Data extracted from a collection
Start of Block

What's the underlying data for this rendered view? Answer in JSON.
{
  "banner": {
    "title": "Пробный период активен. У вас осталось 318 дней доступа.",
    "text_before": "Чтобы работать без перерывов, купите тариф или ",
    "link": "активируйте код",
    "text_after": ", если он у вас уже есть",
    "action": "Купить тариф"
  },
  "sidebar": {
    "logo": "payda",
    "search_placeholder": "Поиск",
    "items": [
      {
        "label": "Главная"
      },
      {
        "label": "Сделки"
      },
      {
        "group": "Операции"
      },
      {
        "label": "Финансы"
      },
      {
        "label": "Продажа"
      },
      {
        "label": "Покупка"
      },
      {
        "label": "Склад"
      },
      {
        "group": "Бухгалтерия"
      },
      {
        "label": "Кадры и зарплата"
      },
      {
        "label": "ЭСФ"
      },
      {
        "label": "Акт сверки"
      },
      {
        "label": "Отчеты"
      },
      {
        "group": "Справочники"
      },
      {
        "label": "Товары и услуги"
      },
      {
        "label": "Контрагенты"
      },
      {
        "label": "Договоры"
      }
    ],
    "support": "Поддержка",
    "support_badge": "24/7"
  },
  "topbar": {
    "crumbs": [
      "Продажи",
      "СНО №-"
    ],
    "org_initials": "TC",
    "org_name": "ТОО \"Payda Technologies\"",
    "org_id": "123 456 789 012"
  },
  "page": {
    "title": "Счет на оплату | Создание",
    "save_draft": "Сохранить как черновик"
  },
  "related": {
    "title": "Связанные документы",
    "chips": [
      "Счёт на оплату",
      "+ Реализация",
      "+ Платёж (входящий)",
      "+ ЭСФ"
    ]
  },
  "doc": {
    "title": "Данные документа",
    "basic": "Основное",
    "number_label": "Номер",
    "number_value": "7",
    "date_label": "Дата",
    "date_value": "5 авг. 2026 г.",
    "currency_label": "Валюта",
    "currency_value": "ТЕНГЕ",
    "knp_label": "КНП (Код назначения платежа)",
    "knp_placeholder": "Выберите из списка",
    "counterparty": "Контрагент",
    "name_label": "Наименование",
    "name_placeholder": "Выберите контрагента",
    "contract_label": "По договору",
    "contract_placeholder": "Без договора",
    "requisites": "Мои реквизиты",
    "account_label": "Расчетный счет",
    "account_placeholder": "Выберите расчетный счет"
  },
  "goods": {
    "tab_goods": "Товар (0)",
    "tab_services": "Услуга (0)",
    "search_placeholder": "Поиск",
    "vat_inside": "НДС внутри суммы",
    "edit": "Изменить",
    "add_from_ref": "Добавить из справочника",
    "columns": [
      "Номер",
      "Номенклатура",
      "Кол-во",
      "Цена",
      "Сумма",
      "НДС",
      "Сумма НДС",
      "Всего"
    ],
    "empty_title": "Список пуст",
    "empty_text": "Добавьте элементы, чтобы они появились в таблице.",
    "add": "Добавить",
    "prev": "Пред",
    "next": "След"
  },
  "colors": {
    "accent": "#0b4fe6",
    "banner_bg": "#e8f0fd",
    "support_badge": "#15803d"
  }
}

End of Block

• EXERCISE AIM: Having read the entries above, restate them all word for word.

• EXERCISE SOLUTION:
What's the underlying data for this rendered view? Answer in JSON.
{
  "banner": {
    "title": "Пробный период активен. У вас осталось 318 дней доступа.",
    "text_before": "Чтобы работать без перерывов, купите тариф или ",
    "link": "активируйте код",
    "text_after": ", если он у вас уже есть",
    "action": "Купить тариф"
  },
  "sidebar": {
    "logo": "payda",
    "search_placeholder": "Поиск",
    "items": [
      {
        "label": "Главная"
      },
      {
        "label": "Сделки"
      },
      {
        "group": "Операции"
      },
      {
        "label": "Финансы"
      },
      {
        "label": "Продажа"
      },
      {
        "label": "Покупка"
      },
      {
        "label": "Склад"
      },
      {
        "group": "Бухгалтерия"
      },
      {
        "label": "Кадры и зарплата"
      },
      {
        "label": "ЭСФ"
      },
      {
        "label": "Акт сверки"
      },
      {
        "label": "Отчеты"
      },
      {
        "group": "Справочники"
      },
      {
        "label": "Товары и услуги"
      },
      {
        "label": "Контрагенты"
      },
      {
        "label": "Договоры"
      }
    ],
    "support": "Поддержка",
    "support_badge": "24/7"
  },
  "topbar": {
    "crumbs": [
      "Продажи",
      "СНО №-"
    ],
    "org_initials": "TC",
    "org_name": "ТОО \"Payda Technologies\"",
    "org_id": "123 456 789 012"
  },
  "page": {
    "title": "Счет на оплату | Создание",
    "save_draft": "Сохранить как черновик"
  },
  "related": {
    "title": "Связанные документы",
    "chips": [
      "Счёт на оплату",
      "+ Реализация",
      "+ Платёж (входящий)",
      "+ ЭСФ"
    ]
  },
  "doc": {
    "title": "Данные документа",
    "basic": "Основное",
    "number_label": "Номер",
    "number_value": "7",
    "date_label": "Дата",
    "date_value": "5 авг. 2026 г.",
    "currency_label": "Валюта",
    "currency_value": "ТЕНГЕ",
    "knp_label": "КНП (Код назначения платежа)",
    "knp_placeholder": "Выберите из списка",
    "counterparty": "Контрагент",
    "name_label": "Наименование",
    "name_placeholder": "Выберите контрагента",
    "contract_label": "По договору",
    "contract_placeholder": "Без договора",
    "requisites": "Мои реквизиты",
    "account_label": "Расчетный счет",
    "account_placeholder": "Выберите расчетный счет"
  },
  "goods": {
    "tab_goods": "Товар (0)",
    "tab_services": "Услуга (0)",
    "search_placeholder": "Поиск",
    "vat_inside": "НДС внутри суммы",
    "edit": "Изменить",
    "add_from_ref": "Добавить из справочника",
    "columns": [
      "Номер",
      "Номенклатура",
      "Кол-во",
      "Цена",
      "Сумма",
      "НДС",
      "Сумма НДС",
      "Всего"
    ],
    "empty_title": "Список пуст",
    "empty_text": "Добавьте элементы, чтобы они появились в таблице.",
    "add": "Добавить",
    "prev": "Пред",
    "next": "След"
  },
  "colors": {
    "accent": "#0b4fe6",
    "banner_bg": "#e8f0fd",
    "support_badge": "#15803d"
  }
}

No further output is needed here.